Overrated Books

I love this article where fancy literary types reveal the books (considered by most to be classics) that they never connected with, or that they think are wildly overrated.   Reading is so completely subjective that it’s hard to believe we can agree to call anything a classic, but maybe that’s a post for a different time.

Unfortunately the one I was going to pick, Catcher in the Rye, was already there.  But I couldn’t agree more with Jonathan Rosen, who also picked it and characterized Holden Caulfied as whiny, annoying and inauthentic.  I remember thinking that I couldn’t believe this was the book my high school english teachers expected me to think was so edgy and fascinating.

I would probably also have to include Tom Sawyer on my list, even though I’m encouraged to teach it to my eighth graders.  I rarely do because I hate faking enthusiasm for something we’re reading when it’s hard enough to get them excited about books I actually do like.

So, do you have an overrated classic to share?

Random musings, Writing

Writing snacks

Saw this great graphic in the NY Times book review this weekend detailing the favorite writing snacks of a random assortment of famous writers.  Including:

Walt Whitman: meat and oysters.

Emily Dickinson: Home baked bread.

John Steinbeck: Cold toast and stale coffee.  On purpose?

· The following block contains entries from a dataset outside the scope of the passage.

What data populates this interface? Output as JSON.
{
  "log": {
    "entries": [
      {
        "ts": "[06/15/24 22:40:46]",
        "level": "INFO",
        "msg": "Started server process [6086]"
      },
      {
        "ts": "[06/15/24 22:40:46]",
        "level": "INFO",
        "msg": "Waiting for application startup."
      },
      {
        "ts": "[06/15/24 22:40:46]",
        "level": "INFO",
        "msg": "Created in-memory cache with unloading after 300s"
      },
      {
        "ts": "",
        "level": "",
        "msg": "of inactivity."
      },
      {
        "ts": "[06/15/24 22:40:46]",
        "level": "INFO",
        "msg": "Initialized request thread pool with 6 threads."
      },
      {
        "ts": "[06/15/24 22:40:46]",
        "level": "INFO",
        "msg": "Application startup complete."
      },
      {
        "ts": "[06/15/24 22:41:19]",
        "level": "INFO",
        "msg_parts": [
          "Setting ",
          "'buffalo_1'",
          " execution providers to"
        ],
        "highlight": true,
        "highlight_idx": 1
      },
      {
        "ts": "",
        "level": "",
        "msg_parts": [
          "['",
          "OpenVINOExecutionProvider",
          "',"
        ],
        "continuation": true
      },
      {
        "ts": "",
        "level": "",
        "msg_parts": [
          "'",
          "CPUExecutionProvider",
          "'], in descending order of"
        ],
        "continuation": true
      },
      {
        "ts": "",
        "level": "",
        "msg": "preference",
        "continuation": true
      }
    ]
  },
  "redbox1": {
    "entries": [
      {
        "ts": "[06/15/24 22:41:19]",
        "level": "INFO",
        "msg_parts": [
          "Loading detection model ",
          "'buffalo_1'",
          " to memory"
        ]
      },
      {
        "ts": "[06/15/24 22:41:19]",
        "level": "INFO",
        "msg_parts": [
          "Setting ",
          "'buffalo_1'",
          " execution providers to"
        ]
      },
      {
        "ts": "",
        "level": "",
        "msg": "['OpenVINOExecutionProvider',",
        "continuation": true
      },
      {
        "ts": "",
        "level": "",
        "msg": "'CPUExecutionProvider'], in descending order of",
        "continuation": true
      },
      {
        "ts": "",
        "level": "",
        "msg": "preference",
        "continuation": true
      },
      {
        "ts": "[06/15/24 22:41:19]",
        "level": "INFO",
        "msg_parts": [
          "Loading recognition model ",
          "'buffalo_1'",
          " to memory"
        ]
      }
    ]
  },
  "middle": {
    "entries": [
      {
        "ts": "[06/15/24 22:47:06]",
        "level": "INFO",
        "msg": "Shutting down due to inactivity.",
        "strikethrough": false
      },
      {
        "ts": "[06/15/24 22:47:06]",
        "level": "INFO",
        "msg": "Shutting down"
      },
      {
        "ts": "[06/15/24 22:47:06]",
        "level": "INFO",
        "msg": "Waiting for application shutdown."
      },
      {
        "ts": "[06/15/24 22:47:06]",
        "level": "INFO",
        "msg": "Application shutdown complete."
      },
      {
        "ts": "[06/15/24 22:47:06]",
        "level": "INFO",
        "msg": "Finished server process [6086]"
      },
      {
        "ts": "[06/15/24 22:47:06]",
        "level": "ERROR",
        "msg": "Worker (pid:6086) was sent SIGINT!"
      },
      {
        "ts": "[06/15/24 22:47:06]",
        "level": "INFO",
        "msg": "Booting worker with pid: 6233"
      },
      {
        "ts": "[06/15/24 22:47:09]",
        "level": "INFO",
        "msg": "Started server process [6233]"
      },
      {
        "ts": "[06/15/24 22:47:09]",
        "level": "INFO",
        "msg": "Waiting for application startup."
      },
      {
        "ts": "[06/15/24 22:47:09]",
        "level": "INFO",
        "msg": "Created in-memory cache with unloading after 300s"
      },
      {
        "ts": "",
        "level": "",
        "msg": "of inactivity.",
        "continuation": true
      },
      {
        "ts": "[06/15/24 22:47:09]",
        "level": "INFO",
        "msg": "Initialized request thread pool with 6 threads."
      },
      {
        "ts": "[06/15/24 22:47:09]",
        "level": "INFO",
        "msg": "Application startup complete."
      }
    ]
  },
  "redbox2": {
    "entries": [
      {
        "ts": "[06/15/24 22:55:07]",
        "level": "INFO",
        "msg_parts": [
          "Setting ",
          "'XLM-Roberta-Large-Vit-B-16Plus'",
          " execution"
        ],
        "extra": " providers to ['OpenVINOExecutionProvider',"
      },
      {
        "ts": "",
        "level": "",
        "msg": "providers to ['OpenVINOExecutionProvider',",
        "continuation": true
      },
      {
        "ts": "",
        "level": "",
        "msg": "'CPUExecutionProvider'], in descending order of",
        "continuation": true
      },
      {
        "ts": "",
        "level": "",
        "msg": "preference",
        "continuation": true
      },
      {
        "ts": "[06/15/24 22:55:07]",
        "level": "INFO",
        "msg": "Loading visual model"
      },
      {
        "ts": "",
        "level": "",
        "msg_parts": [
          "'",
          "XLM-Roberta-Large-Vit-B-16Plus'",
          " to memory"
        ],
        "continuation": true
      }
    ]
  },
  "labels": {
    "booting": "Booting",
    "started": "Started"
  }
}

My favorite writing snack is a little bowl of cheezits and peanuts.  Sometimes it gets a little greasy but it always hits the spot.  When I was little my favorite reading snack was a box of wheat thins.  It seems like a natural evolution.

Your favorite writing, or other work, snack?